Cybersecurity best practices for local government organizations
Cost-effective advice for maximizing your security program
As Benjamin Franklin once said, “An ounce of prevention is worth a pound of cure” — and that’s doubly true when it comes to cybersecurity for the public sector. The threats and risks facing local government organizations continue to increase, largely due to the perception that they lack the resources and experience necessary to secure their systems.
There’s no doubt that resources are tight at the municipal level; spending more in one column means there’s less for another, and with the intense scrutiny spending receives, it can be difficult to increase investment in security.
Attracting and retaining experienced cybersecurity talent is also tough. Between these challenges, there’s also the need to protect confidential information and keep systems and services operational.
The good news is that there are several easy, cost-effective cybersecurity best practices that will massively improve your security posture — and best of all, you can implement them right now.
Getting the basics right
Putting basic cybersecurity controls in place will have an immediate impact on your defenses. One of these measures is ensuring employs use strong passwords. Weak passwords used across multiple accounts give attackers an easy in. Investing in password management tools solve the issue around creating, storing, and recalling unique and complex passwords.
What’s more, Verizon’s 2020 Data Breach Investigation Report (DBIR) found that human error remains one of the leading causes behind a data breach. It’s imperative that your IT network and cloud services are properly configured. Hackers rely heavily on misconfigured systems and weak security measures to ensure their attacks are successful.
Having cyber situational awareness (CSA) is another control that can help you identify the threats that are most likely to impact your organization. CSA can be defined as knowing your network, knowing the threats to your network, and knowing how to respond to those threats. With this insight, you can identify and address “quick win” risks, like checking and correcting access permissions and privileges.
It’ll also help you spot missed patches. A shocking number of attacks or breaches could easily have been prevented with an available software update. Routinely checking for and applying patches can help you resolve vulnerabilities quickly.
Building a cybersecurity playbook
One of the most effective practices you can implement involves planning and preparedness. Take a step back from operational challenges and consider all the risks facing your organization and how they could impact you.
Designing a plan takes time and can be challenging but needs to be a priority. Unfortunately, there’s no one-size-fits-all approach to creating a cybersecurity playbook. Your playbook should detail key action steps for:
- Incident detection, notification, analysis, and forensics.
- Response actions, specifically containment, remediation, and restoration.
- Ongoing communication with stakeholders and customers.
- Post-incident analysis to determine what happened and how your organization handled it.
Start by focusing on the “mission critical” aspects of your organization. What absolutely needs to be back up and fully operational first? What are your priorities, and what can wait?
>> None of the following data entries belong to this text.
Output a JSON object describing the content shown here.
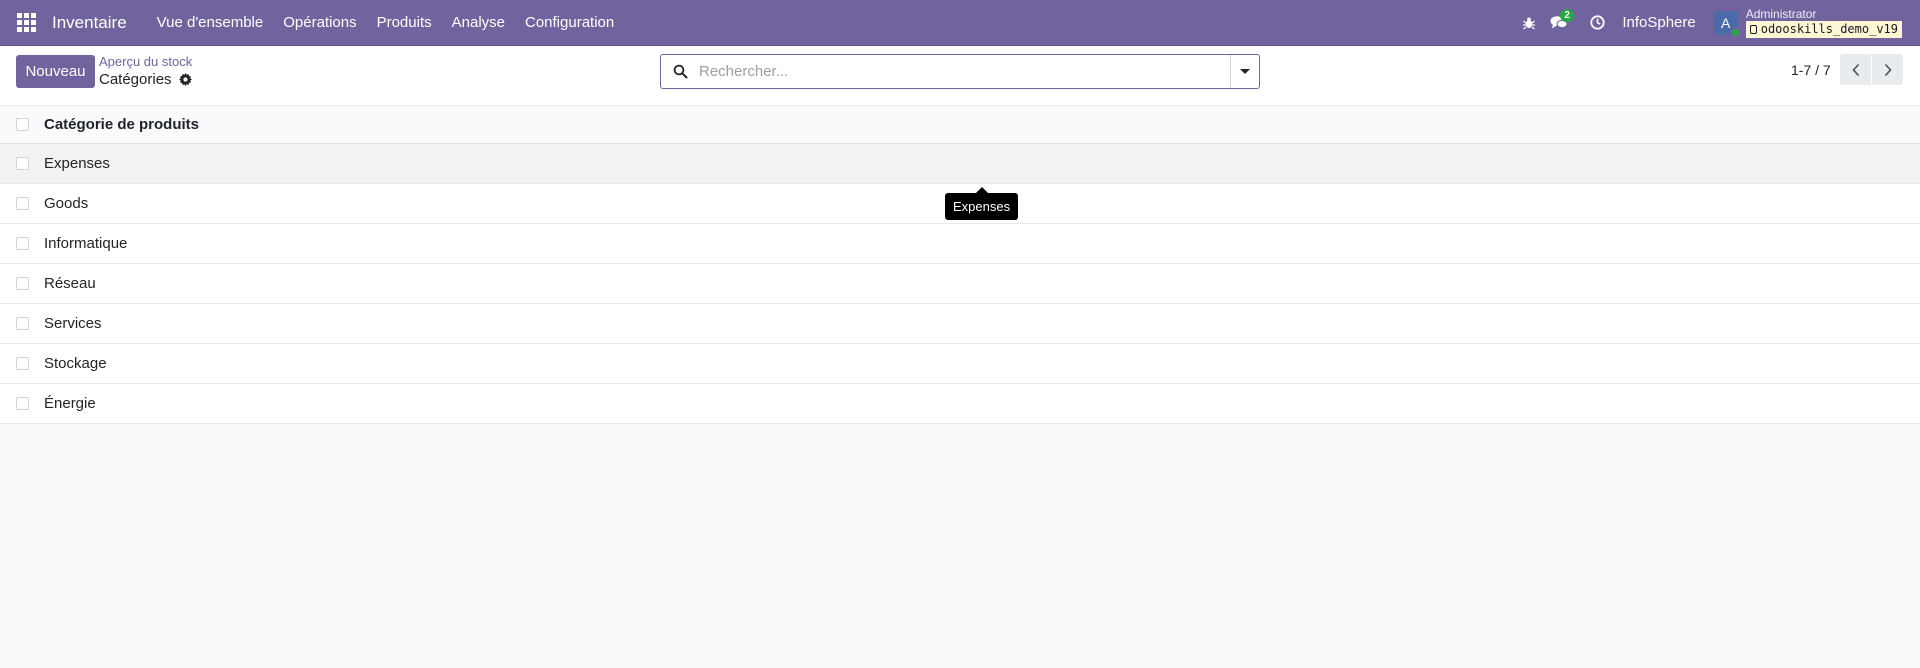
{
  "navbar": {
    "app_name": "Inventaire",
    "menu": [
      "Vue d'ensemble",
      "Opérations",
      "Produits",
      "Analyse",
      "Configuration"
    ],
    "messages_count": "2",
    "company": "InfoSphere",
    "avatar_letter": "A",
    "user": "Administrator",
    "database": "odooskills_demo_v19",
    "icons": [
      "apps-grid-icon",
      "bug-icon",
      "chat-icon",
      "clock-icon",
      "database-icon"
    ],
    "colors": {
      "navbar": "#71639e",
      "online": "#28a745"
    }
  },
  "control": {
    "new_label": "Nouveau",
    "breadcrumb_parent": "Aperçu du stock",
    "breadcrumb_current": "Catégories",
    "search_placeholder": "Rechercher...",
    "pager": "1-7 / 7"
  },
  "list": {
    "header": "Catégorie de produits",
    "rows": [
      "Expenses",
      "Goods",
      "Informatique",
      "Réseau",
      "Services",
      "Stockage",
      "Énergie"
    ]
  },
  "tooltip": "Expenses"
}
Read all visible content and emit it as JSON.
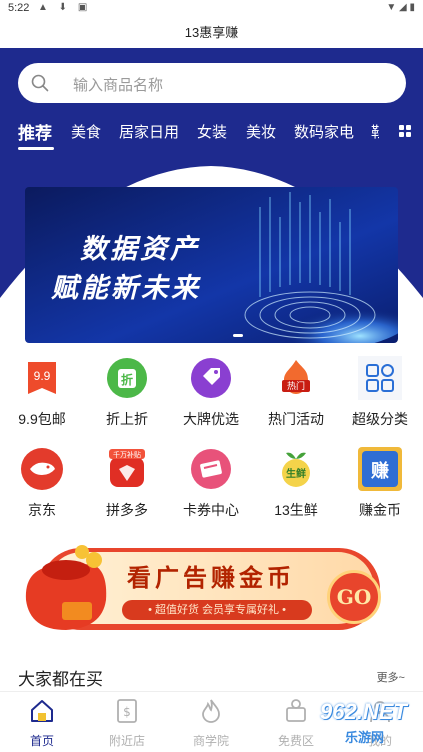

These questions can help identify key pieces of your cybersecurity plan, as can an understanding of your requirements from a regulatory perspective.
Making a playbook can also help get boards and senior leadership invested in the issue. Highlighting the risks, their impact, and steps you can take to respond will make it easier to get buy-in on security initiatives.
Training, education, and building a culture of security
The weakest link in cybersecurity remains the human element.
People make mistakes — and the only way to lower that risk is through education. Training users and raising risk awareness goes a long way towards a security-first culture.
Security is everyone’s responsibility, despite what some may think, and ensuring every staff member at every level understands this can help reduce the risks associated with human error. Consider investing in ongoing cyber security training, developing informative resources or guides for employees to access, and encouraging communication about new and emerging risks.
Disaster recovery planning and testing
When something goes wrong, your first step will be to work your playbook and implement your plan. You want to make sure you’re collecting the right information and taking appropriate action to mitigate a cybersecurity incident.
But just because you’ve got a plan in place doesn’t guarantee it’ll work. That’s why it’s also vital to test the playbook you’ve created. For example, it’s one thing to back up your data, but another to make sure you can restore operations with it.
Get visibility across your network
What visibility do you have of your network?
Think of it this way: if you were in charge of protecting a bank from robbers, you’d obviously want security staff to keep an eye out for suspicious activities. But people have limitations, and can’t watch everything simultaneously, so you’d likely also set up cameras for better visibility. Maybe you’d add motion detectors that would alert you to activity in a locked vault. Basically, you’d want to get consistent, reliable visibility and defences in place and make sure you’ve always got eyes on the things you’re trying to protect.
Your IT network needs similar visibility. Relying on what you can see during the day is great, but without accurate visibility into all the activity across your network (including cloud services and endpoint devices), and assets, it will be difficult to defend them.
This visibility can give you insight into the steps you need to take to address and mitigate these threats pre-emptively. In short: visibility tells you when you’re under attack, what is being attacked, and how to defend against this attack.
Easy-to-use cyber threat monitoring platforms, such as Field Effect’s Covalence, deliver the visibility you need via contextual alerts and recommendations, giving you actionable insight into the steps you need to take to secure your organization.